Component data from apps and pages

^^^^

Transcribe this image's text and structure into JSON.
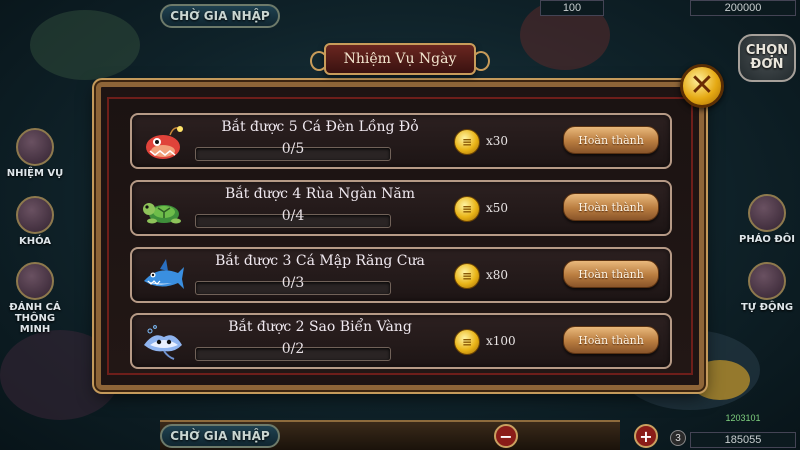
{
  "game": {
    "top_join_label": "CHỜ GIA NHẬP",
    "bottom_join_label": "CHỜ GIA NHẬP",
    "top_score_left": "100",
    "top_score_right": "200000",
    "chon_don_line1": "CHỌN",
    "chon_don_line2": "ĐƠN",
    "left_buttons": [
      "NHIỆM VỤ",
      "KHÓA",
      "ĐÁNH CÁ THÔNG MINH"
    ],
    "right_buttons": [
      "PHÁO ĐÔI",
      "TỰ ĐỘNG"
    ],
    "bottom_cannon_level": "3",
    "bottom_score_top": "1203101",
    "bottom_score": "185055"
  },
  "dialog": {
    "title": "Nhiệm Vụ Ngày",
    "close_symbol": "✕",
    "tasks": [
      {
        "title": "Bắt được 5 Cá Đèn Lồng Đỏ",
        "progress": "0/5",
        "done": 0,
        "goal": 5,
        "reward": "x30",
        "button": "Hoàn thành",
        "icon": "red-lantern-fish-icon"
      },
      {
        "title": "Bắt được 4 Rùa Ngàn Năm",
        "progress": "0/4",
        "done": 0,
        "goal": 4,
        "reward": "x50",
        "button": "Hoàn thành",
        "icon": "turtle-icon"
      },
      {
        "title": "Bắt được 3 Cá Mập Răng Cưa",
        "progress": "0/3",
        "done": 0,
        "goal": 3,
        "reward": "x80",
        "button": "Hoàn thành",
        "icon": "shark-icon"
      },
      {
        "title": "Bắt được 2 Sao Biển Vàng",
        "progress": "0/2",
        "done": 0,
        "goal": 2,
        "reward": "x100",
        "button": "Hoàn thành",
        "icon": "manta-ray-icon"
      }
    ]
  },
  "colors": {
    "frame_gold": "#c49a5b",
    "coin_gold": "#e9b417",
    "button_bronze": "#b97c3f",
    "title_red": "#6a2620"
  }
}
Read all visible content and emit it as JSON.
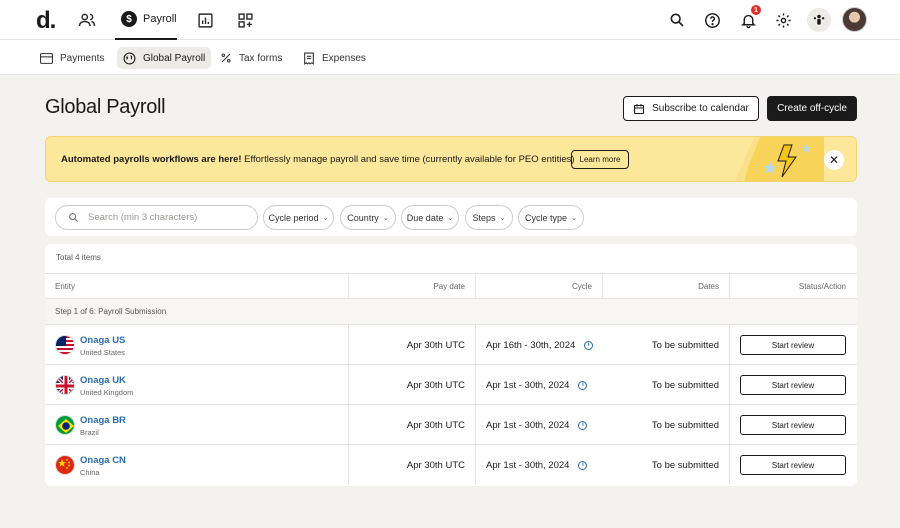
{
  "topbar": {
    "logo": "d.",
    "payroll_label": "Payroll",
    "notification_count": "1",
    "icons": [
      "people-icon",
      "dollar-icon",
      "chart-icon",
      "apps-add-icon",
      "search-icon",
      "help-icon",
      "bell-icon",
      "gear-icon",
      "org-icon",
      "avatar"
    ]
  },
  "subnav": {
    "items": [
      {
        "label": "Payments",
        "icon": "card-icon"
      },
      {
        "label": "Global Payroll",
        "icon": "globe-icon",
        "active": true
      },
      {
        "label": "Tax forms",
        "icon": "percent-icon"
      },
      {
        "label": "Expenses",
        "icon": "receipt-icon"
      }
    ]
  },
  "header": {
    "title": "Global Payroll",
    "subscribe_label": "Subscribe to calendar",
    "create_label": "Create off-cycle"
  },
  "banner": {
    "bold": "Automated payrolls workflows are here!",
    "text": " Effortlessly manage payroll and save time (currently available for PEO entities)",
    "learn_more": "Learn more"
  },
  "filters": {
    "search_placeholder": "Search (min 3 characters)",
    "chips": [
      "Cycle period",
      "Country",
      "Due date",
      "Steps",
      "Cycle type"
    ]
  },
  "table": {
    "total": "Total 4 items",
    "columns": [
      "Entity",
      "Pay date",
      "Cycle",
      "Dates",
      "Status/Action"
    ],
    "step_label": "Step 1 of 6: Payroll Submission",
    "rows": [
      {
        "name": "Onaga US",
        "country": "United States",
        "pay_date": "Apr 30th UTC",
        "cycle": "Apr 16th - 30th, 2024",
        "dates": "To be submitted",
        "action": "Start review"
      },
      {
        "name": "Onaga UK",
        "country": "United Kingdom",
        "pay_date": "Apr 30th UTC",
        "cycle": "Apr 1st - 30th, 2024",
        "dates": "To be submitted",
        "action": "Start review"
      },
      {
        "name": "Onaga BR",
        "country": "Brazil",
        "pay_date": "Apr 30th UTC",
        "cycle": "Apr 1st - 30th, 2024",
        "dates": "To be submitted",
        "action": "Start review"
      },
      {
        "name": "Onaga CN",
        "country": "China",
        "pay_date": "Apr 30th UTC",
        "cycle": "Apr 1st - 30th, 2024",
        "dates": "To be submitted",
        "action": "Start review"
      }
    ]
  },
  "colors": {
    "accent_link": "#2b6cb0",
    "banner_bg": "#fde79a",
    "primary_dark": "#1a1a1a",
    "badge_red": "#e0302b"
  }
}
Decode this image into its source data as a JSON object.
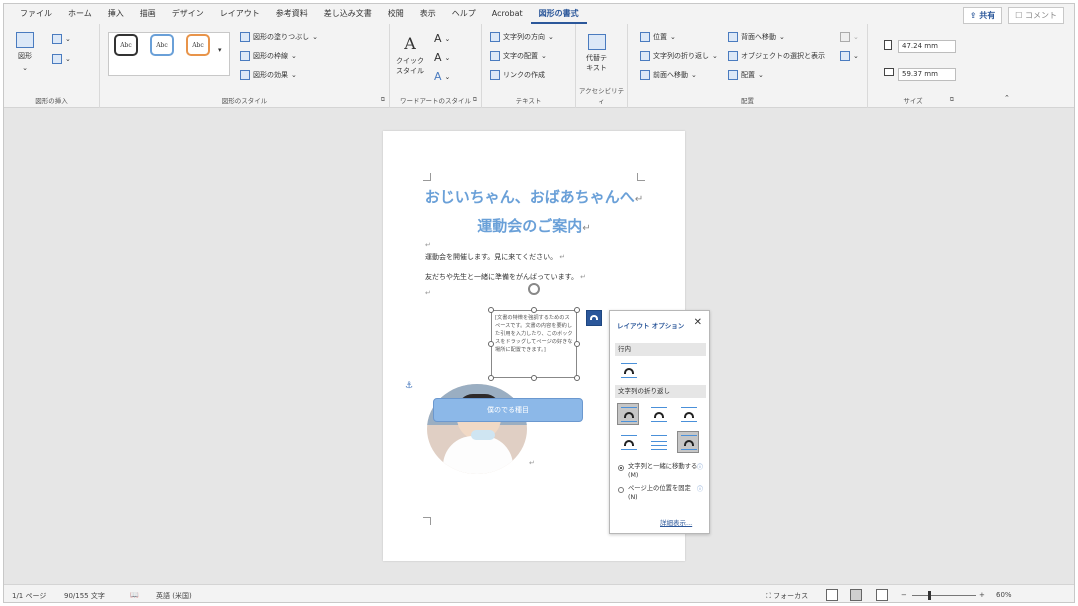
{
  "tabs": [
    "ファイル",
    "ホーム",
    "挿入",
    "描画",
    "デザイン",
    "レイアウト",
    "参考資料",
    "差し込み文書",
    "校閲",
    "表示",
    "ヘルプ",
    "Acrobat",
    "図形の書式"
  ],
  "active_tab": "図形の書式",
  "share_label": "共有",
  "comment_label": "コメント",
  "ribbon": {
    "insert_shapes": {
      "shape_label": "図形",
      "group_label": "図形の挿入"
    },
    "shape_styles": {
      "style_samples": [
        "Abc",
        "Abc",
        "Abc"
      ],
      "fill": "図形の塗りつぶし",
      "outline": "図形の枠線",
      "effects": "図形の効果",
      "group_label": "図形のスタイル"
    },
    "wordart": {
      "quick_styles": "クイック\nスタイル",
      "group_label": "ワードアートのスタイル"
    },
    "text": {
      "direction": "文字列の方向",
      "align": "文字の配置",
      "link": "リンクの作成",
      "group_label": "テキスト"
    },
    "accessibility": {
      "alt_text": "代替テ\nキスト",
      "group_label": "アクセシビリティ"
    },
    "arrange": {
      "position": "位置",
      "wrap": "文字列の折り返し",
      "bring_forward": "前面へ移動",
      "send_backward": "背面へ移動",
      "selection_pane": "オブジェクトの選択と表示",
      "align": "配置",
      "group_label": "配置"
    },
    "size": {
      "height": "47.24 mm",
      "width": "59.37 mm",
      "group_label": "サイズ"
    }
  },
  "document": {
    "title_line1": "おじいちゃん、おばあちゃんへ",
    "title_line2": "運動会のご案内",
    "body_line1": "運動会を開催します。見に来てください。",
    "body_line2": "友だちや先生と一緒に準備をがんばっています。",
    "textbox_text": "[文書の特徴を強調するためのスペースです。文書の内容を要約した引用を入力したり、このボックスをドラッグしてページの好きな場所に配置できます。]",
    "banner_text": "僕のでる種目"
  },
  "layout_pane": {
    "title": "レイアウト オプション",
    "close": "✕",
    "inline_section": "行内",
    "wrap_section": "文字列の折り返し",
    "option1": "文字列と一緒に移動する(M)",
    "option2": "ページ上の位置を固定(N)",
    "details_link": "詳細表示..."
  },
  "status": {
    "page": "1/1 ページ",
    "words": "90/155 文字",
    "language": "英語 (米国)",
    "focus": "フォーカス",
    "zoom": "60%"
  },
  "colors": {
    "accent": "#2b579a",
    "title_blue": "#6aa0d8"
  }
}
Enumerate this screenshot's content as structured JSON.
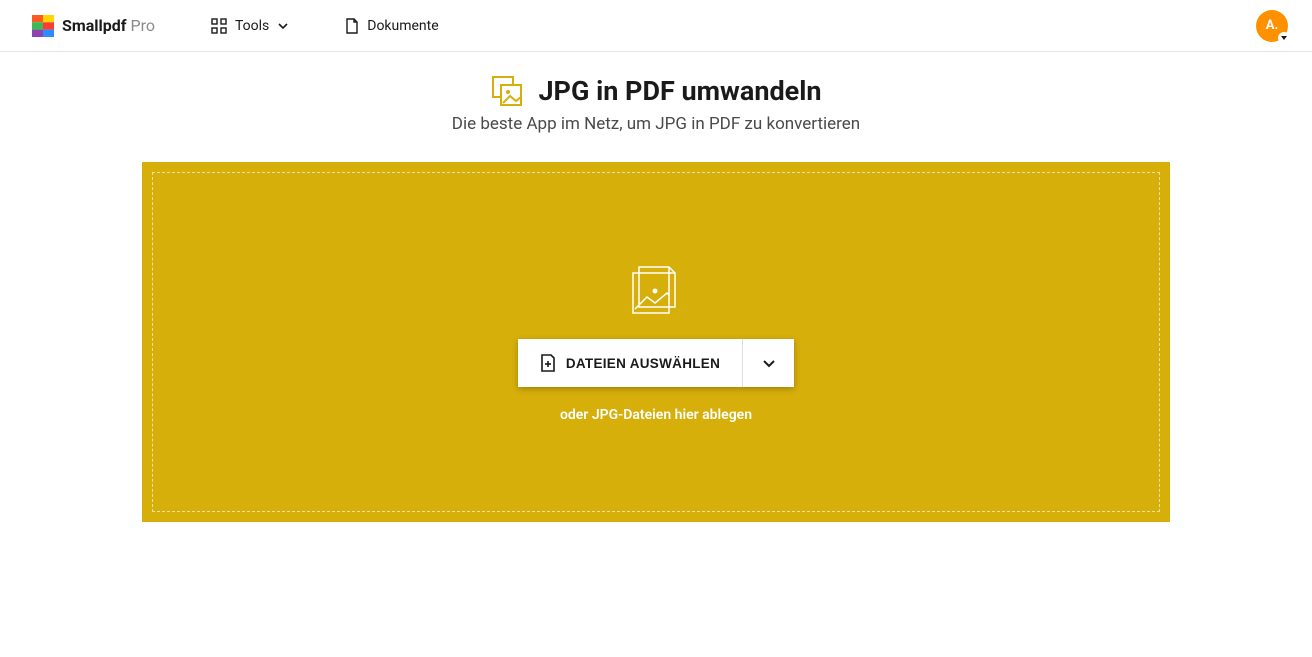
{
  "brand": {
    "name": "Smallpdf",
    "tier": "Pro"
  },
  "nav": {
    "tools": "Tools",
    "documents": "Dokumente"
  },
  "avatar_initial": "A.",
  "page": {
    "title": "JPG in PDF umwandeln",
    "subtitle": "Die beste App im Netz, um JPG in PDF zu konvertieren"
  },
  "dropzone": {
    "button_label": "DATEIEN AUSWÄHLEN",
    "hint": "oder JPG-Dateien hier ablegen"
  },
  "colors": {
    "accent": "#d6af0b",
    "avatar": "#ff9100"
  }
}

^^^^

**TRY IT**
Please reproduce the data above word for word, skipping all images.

**YOUR SOLUTION**
Transcribe this image's text and structure into JSON.
{
  "game": {
    "top_join_label": "CHỜ GIA NHẬP",
    "bottom_join_label": "CHỜ GIA NHẬP",
    "top_score_left": "100",
    "top_score_right": "200000",
    "chon_don_line1": "CHỌN",
    "chon_don_line2": "ĐƠN",
    "left_buttons": [
      "NHIỆM VỤ",
      "KHÓA",
      "ĐÁNH CÁ THÔNG MINH"
    ],
    "right_buttons": [
      "PHÁO ĐÔI",
      "TỰ ĐỘNG"
    ],
    "bottom_cannon_level": "3",
    "bottom_score_top": "1203101",
    "bottom_score": "185055"
  },
  "dialog": {
    "title": "Nhiệm Vụ Ngày",
    "close_symbol": "✕",
    "tasks": [
      {
        "title": "Bắt được 5 Cá Đèn Lồng Đỏ",
        "progress": "0/5",
        "done": 0,
        "goal": 5,
        "reward": "x30",
        "button": "Hoàn thành",
        "icon": "red-lantern-fish-icon"
      },
      {
        "title": "Bắt được 4 Rùa Ngàn Năm",
        "progress": "0/4",
        "done": 0,
        "goal": 4,
        "reward": "x50",
        "button": "Hoàn thành",
        "icon": "turtle-icon"
      },
      {
        "title": "Bắt được 3 Cá Mập Răng Cưa",
        "progress": "0/3",
        "done": 0,
        "goal": 3,
        "reward": "x80",
        "button": "Hoàn thành",
        "icon": "shark-icon"
      },
      {
        "title": "Bắt được 2 Sao Biển Vàng",
        "progress": "0/2",
        "done": 0,
        "goal": 2,
        "reward": "x100",
        "button": "Hoàn thành",
        "icon": "manta-ray-icon"
      }
    ]
  },
  "colors": {
    "frame_gold": "#c49a5b",
    "coin_gold": "#e9b417",
    "button_bronze": "#b97c3f",
    "title_red": "#6a2620"
  }
}
Read all visible content and emit it as JSON.
{
  "topbar": {
    "logo": "d.",
    "payroll_label": "Payroll",
    "notification_count": "1",
    "icons": [
      "people-icon",
      "dollar-icon",
      "chart-icon",
      "apps-add-icon",
      "search-icon",
      "help-icon",
      "bell-icon",
      "gear-icon",
      "org-icon",
      "avatar"
    ]
  },
  "subnav": {
    "items": [
      {
        "label": "Payments",
        "icon": "card-icon"
      },
      {
        "label": "Global Payroll",
        "icon": "globe-icon",
        "active": true
      },
      {
        "label": "Tax forms",
        "icon": "percent-icon"
      },
      {
        "label": "Expenses",
        "icon": "receipt-icon"
      }
    ]
  },
  "header": {
    "title": "Global Payroll",
    "subscribe_label": "Subscribe to calendar",
    "create_label": "Create off-cycle"
  },
  "banner": {
    "bold": "Automated payrolls workflows are here!",
    "text": " Effortlessly manage payroll and save time (currently available for PEO entities)",
    "learn_more": "Learn more"
  },
  "filters": {
    "search_placeholder": "Search (min 3 characters)",
    "chips": [
      "Cycle period",
      "Country",
      "Due date",
      "Steps",
      "Cycle type"
    ]
  },
  "table": {
    "total": "Total 4 items",
    "columns": [
      "Entity",
      "Pay date",
      "Cycle",
      "Dates",
      "Status/Action"
    ],
    "step_label": "Step 1 of 6: Payroll Submission",
    "rows": [
      {
        "name": "Onaga US",
        "country": "United States",
        "pay_date": "Apr 30th UTC",
        "cycle": "Apr 16th - 30th, 2024",
        "dates": "To be submitted",
        "action": "Start review"
      },
      {
        "name": "Onaga UK",
        "country": "United Kingdom",
        "pay_date": "Apr 30th UTC",
        "cycle": "Apr 1st - 30th, 2024",
        "dates": "To be submitted",
        "action": "Start review"
      },
      {
        "name": "Onaga BR",
        "country": "Brazil",
        "pay_date": "Apr 30th UTC",
        "cycle": "Apr 1st - 30th, 2024",
        "dates": "To be submitted",
        "action": "Start review"
      },
      {
        "name": "Onaga CN",
        "country": "China",
        "pay_date": "Apr 30th UTC",
        "cycle": "Apr 1st - 30th, 2024",
        "dates": "To be submitted",
        "action": "Start review"
      }
    ]
  },
  "colors": {
    "accent_link": "#2b6cb0",
    "banner_bg": "#fde79a",
    "primary_dark": "#1a1a1a",
    "badge_red": "#e0302b"
  }
}
Decode this image into its source data as a JSON object.
{
  "tabs": [
    "ファイル",
    "ホーム",
    "挿入",
    "描画",
    "デザイン",
    "レイアウト",
    "参考資料",
    "差し込み文書",
    "校閲",
    "表示",
    "ヘルプ",
    "Acrobat",
    "図形の書式"
  ],
  "active_tab": "図形の書式",
  "share_label": "共有",
  "comment_label": "コメント",
  "ribbon": {
    "insert_shapes": {
      "shape_label": "図形",
      "group_label": "図形の挿入"
    },
    "shape_styles": {
      "style_samples": [
        "Abc",
        "Abc",
        "Abc"
      ],
      "fill": "図形の塗りつぶし",
      "outline": "図形の枠線",
      "effects": "図形の効果",
      "group_label": "図形のスタイル"
    },
    "wordart": {
      "quick_styles": "クイック\nスタイル",
      "group_label": "ワードアートのスタイル"
    },
    "text": {
      "direction": "文字列の方向",
      "align": "文字の配置",
      "link": "リンクの作成",
      "group_label": "テキスト"
    },
    "accessibility": {
      "alt_text": "代替テ\nキスト",
      "group_label": "アクセシビリティ"
    },
    "arrange": {
      "position": "位置",
      "wrap": "文字列の折り返し",
      "bring_forward": "前面へ移動",
      "send_backward": "背面へ移動",
      "selection_pane": "オブジェクトの選択と表示",
      "align": "配置",
      "group_label": "配置"
    },
    "size": {
      "height": "47.24 mm",
      "width": "59.37 mm",
      "group_label": "サイズ"
    }
  },
  "document": {
    "title_line1": "おじいちゃん、おばあちゃんへ",
    "title_line2": "運動会のご案内",
    "body_line1": "運動会を開催します。見に来てください。",
    "body_line2": "友だちや先生と一緒に準備をがんばっています。",
    "textbox_text": "[文書の特徴を強調するためのスペースです。文書の内容を要約した引用を入力したり、このボックスをドラッグしてページの好きな場所に配置できます。]",
    "banner_text": "僕のでる種目"
  },
  "layout_pane": {
    "title": "レイアウト オプション",
    "close": "✕",
    "inline_section": "行内",
    "wrap_section": "文字列の折り返し",
    "option1": "文字列と一緒に移動する(M)",
    "option2": "ページ上の位置を固定(N)",
    "details_link": "詳細表示..."
  },
  "status": {
    "page": "1/1 ページ",
    "words": "90/155 文字",
    "language": "英語 (米国)",
    "focus": "フォーカス",
    "zoom": "60%"
  },
  "colors": {
    "accent": "#2b579a",
    "title_blue": "#6aa0d8"
  }
}
Enumerate this screenshot's content as structured JSON.
{
  "brand": {
    "name": "Smallpdf",
    "tier": "Pro"
  },
  "nav": {
    "tools": "Tools",
    "documents": "Dokumente"
  },
  "avatar_initial": "A.",
  "page": {
    "title": "JPG in PDF umwandeln",
    "subtitle": "Die beste App im Netz, um JPG in PDF zu konvertieren"
  },
  "dropzone": {
    "button_label": "DATEIEN AUSWÄHLEN",
    "hint": "oder JPG-Dateien hier ablegen"
  },
  "colors": {
    "accent": "#d6af0b",
    "avatar": "#ff9100"
  }
}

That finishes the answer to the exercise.